Alexandra Braun (Editor), Anne Röthel (Editor)

Research output: Book/ReportBook

Abstract / Description of output

Wealth can be transferred on death in a number of different ways, most commonly by will. Yet a person can also use a variety of other means to benefit someone on death. Examples include donationes mortis causa, joint tenancies, trusts, life-insurance contracts and nominations in pension and retirement plans. In the US, these modes of transfer are grouped under the category of 'will-substitutes' and are generally treated as testamentary dispositions.

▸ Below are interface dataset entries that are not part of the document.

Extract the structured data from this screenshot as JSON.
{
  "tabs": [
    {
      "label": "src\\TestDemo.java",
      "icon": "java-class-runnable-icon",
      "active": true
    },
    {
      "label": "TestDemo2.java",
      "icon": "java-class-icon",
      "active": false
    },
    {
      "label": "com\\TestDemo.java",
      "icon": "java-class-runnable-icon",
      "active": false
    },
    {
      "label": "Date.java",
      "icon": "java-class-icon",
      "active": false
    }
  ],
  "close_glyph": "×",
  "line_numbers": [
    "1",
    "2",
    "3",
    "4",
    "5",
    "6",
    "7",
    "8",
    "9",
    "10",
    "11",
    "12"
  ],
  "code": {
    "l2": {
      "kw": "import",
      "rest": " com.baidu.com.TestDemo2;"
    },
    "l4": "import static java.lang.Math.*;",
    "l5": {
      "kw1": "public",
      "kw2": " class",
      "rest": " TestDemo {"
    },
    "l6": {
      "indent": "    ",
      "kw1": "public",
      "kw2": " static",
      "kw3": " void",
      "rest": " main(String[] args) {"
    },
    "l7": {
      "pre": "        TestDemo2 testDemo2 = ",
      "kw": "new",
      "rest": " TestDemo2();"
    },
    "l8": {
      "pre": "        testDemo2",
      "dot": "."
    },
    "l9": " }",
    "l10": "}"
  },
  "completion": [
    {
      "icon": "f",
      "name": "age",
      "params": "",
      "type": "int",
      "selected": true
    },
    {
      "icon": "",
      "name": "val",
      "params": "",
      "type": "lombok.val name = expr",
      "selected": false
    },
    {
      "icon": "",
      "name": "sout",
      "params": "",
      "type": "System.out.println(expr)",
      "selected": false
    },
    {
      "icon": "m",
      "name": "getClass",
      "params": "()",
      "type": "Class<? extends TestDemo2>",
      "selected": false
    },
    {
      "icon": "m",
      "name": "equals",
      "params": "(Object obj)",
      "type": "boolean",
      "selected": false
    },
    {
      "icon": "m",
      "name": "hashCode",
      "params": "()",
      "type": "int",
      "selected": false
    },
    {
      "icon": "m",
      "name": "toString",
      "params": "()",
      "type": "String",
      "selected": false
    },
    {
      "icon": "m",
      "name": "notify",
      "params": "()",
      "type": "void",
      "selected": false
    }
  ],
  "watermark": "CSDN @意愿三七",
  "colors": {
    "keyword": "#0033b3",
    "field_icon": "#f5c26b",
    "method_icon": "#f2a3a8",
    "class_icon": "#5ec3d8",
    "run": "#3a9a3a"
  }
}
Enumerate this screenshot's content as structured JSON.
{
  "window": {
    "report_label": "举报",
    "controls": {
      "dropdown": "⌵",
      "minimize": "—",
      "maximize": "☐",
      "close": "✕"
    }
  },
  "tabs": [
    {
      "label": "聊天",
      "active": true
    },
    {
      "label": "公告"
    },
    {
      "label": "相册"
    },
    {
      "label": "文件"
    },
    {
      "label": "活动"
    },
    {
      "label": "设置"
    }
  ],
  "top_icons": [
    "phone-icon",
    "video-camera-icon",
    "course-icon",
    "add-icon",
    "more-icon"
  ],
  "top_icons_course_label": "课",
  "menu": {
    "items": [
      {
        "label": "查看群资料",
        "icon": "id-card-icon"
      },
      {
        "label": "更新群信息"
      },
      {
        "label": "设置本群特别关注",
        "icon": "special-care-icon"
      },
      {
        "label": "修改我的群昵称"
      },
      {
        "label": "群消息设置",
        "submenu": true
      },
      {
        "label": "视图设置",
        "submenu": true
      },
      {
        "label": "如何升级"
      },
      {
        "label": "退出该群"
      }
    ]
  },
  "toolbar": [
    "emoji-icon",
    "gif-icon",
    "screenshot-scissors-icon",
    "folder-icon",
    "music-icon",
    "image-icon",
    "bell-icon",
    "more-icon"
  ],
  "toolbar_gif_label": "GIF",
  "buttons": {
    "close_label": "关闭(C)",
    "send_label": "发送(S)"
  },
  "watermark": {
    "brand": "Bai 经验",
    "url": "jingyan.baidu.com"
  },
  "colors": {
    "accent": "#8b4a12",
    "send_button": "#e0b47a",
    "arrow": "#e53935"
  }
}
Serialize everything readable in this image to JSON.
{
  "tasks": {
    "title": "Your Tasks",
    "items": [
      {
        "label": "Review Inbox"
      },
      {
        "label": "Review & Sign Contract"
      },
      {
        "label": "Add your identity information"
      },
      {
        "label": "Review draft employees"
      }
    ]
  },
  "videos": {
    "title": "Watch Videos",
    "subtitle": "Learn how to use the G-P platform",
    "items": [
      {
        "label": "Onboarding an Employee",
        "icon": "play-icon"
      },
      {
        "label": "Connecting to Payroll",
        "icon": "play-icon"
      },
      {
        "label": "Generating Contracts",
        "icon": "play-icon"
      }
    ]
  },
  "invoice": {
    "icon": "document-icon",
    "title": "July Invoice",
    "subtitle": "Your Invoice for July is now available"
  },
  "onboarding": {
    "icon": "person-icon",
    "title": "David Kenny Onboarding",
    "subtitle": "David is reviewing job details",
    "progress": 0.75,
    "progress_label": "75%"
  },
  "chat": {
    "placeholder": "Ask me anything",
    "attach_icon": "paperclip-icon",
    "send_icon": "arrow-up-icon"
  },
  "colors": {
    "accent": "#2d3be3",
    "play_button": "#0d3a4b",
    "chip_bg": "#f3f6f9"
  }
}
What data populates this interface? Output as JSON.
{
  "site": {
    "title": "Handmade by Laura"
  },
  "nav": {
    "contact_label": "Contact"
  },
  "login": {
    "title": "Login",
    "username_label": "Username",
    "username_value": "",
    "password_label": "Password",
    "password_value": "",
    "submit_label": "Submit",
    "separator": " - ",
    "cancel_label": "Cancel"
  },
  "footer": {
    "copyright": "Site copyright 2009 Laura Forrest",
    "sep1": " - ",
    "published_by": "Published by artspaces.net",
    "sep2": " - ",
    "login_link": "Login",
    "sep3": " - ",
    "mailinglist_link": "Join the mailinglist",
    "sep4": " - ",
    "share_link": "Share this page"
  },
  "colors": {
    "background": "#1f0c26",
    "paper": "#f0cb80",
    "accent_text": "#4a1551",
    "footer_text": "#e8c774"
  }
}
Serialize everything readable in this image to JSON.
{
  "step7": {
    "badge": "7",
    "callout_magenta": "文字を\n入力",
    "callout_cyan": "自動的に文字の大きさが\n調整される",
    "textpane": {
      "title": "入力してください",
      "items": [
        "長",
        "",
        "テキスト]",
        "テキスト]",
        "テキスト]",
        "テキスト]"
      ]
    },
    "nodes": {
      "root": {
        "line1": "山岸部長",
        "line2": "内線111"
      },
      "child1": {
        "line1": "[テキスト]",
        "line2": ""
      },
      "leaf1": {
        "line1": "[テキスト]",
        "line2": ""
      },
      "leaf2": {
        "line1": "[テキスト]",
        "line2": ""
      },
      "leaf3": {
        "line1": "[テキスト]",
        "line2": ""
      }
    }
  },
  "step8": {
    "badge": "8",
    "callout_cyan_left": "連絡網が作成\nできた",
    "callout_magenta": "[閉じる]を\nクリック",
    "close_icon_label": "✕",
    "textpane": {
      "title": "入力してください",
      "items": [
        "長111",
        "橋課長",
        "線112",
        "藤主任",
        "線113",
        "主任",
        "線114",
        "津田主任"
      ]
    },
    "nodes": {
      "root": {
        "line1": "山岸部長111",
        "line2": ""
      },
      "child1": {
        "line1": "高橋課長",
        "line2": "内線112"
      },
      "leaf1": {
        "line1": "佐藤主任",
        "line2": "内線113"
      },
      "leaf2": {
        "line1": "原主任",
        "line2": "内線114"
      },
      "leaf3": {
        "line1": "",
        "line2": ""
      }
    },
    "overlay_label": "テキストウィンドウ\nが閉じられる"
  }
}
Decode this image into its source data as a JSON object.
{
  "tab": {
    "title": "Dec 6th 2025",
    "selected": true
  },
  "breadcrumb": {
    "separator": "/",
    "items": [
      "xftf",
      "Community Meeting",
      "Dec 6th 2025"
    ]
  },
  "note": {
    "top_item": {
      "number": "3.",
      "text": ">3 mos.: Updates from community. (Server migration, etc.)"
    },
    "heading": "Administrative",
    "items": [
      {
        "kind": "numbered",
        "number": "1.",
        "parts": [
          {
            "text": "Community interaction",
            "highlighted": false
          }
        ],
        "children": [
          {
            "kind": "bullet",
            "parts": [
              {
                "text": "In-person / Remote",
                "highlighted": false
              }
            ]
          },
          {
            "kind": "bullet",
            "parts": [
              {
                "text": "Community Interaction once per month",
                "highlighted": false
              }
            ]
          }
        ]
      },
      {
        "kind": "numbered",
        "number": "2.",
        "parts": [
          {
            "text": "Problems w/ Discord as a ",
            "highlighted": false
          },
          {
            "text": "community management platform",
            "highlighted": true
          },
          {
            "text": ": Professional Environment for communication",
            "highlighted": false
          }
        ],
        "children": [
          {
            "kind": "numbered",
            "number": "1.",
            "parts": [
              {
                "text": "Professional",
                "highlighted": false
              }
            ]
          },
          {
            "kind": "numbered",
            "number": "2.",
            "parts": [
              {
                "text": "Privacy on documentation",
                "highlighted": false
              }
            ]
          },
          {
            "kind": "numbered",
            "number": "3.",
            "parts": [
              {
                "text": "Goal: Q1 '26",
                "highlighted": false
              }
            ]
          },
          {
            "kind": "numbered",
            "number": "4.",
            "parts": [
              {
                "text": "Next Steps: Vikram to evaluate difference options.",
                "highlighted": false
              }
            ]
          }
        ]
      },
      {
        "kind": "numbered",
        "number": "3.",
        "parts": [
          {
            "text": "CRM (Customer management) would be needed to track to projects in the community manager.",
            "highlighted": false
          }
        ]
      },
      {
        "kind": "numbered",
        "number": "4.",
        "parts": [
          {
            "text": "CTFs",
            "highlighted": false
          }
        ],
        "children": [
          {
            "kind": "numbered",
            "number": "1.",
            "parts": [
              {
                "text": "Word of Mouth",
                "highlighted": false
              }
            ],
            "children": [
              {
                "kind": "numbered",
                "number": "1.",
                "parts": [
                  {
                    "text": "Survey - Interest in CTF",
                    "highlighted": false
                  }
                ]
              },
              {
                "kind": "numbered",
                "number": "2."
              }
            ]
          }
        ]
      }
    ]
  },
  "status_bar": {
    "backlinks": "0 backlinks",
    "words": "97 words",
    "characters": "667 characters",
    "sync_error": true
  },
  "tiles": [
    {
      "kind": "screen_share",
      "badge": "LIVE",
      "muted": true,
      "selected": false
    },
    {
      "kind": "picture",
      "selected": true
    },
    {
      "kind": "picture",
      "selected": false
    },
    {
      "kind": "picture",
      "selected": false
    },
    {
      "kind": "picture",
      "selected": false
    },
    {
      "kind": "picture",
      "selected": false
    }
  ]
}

Much has been written about the effect of the use of will-substitutes in the US, but little is generally known about developments in other jurisdictions. For the first time, this collection of contributions looks at will-substitutes from a comparative perspective. It examines mechanisms that pass wealth on death across a number of common law, civil law and mixed legal jurisdictions, and explores the rationale behind their use. It analyses them from different viewpoints, including those of owners of businesses, investors, as well as creditors, family members and dependants. The aims of the volume are to show the complexity and dynamics of wealth transfers on death across jurisdictions, to identify patterns between jurisdictions, and to report the attitudes towards the different modes of transfer in light of their utility and the potential frictions they give rise to with policies and principles underpinning current laws.

The book was reviewed in:
(2018) 134 Law Quarterly Review 156 (Professor John Mee)
(2017) 76 Cambridge Law Journal 674 (Professor Robert H Sitkoff)
(2017) 6 European Property Law Journal (Professor Tina Huber-Purtschert)
(2017) 130 Harvard Law Review 2278
Original languageEnglish
PublisherHart Publishing
Number of pages408
ISBN (Print)9781849466981
Publication statusPublished - 28 Jul 2016

Publication series

NameStudies of the Oxford Institute of European and Comparative Law


Dive into the research topics of 'Passing Wealth on Death: Will-Substitutes in Comparative Perspective'. Together they form a unique fingerprint.

Cite this